• **TASK**
Write out the listing below without alteration, omitting its pictures.

+---+

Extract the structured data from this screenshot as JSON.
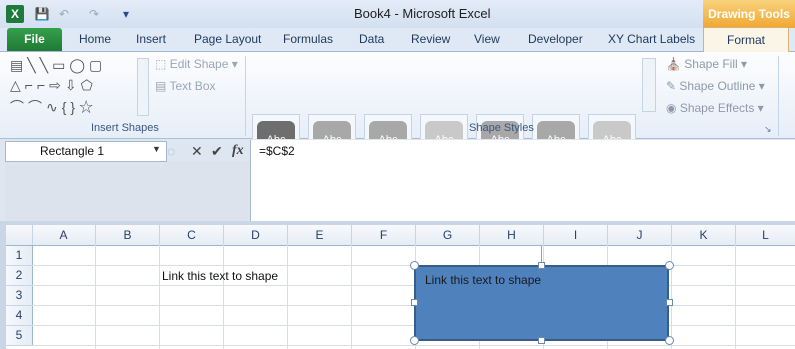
{
  "titlebar": {
    "title": "Book4  -  Microsoft Excel",
    "contextual_tab_group": "Drawing Tools",
    "app_icon": "X"
  },
  "tabs": [
    "File",
    "Home",
    "Insert",
    "Page Layout",
    "Formulas",
    "Data",
    "Review",
    "View",
    "Developer",
    "XY Chart Labels",
    "Format"
  ],
  "ribbon": {
    "insert_shapes": {
      "edit_shape": "Edit Shape",
      "text_box": "Text Box",
      "label": "Insert Shapes"
    },
    "shape_styles": {
      "sample": "Abc",
      "label": "Shape Styles",
      "fills": [
        "#6e6e6e",
        "#a8a8a8",
        "#a8a8a8",
        "#c9c9c9",
        "#a8a8a8",
        "#a8a8a8",
        "#c9c9c9"
      ],
      "shape_fill": "Shape Fill",
      "shape_outline": "Shape Outline",
      "shape_effects": "Shape Effects"
    }
  },
  "formula_bar": {
    "name_box": "Rectangle 1",
    "fx": "fx",
    "formula": "=$C$2"
  },
  "sheet": {
    "columns": [
      "A",
      "B",
      "C",
      "D",
      "E",
      "F",
      "G",
      "H",
      "I",
      "J",
      "K",
      "L"
    ],
    "rows": [
      "1",
      "2",
      "3",
      "4",
      "5"
    ],
    "cell_c2": "Link this text to shape"
  },
  "shape": {
    "text": "Link this text to shape",
    "fill": "#4f81bd"
  }
}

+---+

• **TASK RESPONSE**
Extract the structured data from this screenshot as JSON.
{
  "titlebar": {
    "title": "Book4  -  Microsoft Excel",
    "contextual_tab_group": "Drawing Tools",
    "app_icon": "X"
  },
  "tabs": [
    "File",
    "Home",
    "Insert",
    "Page Layout",
    "Formulas",
    "Data",
    "Review",
    "View",
    "Developer",
    "XY Chart Labels",
    "Format"
  ],
  "ribbon": {
    "insert_shapes": {
      "edit_shape": "Edit Shape",
      "text_box": "Text Box",
      "label": "Insert Shapes"
    },
    "shape_styles": {
      "sample": "Abc",
      "label": "Shape Styles",
      "fills": [
        "#6e6e6e",
        "#a8a8a8",
        "#a8a8a8",
        "#c9c9c9",
        "#a8a8a8",
        "#a8a8a8",
        "#c9c9c9"
      ],
      "shape_fill": "Shape Fill",
      "shape_outline": "Shape Outline",
      "shape_effects": "Shape Effects"
    }
  },
  "formula_bar": {
    "name_box": "Rectangle 1",
    "fx": "fx",
    "formula": "=$C$2"
  },
  "sheet": {
    "columns": [
      "A",
      "B",
      "C",
      "D",
      "E",
      "F",
      "G",
      "H",
      "I",
      "J",
      "K",
      "L"
    ],
    "rows": [
      "1",
      "2",
      "3",
      "4",
      "5"
    ],
    "cell_c2": "Link this text to shape"
  },
  "shape": {
    "text": "Link this text to shape",
    "fill": "#4f81bd"
  }
}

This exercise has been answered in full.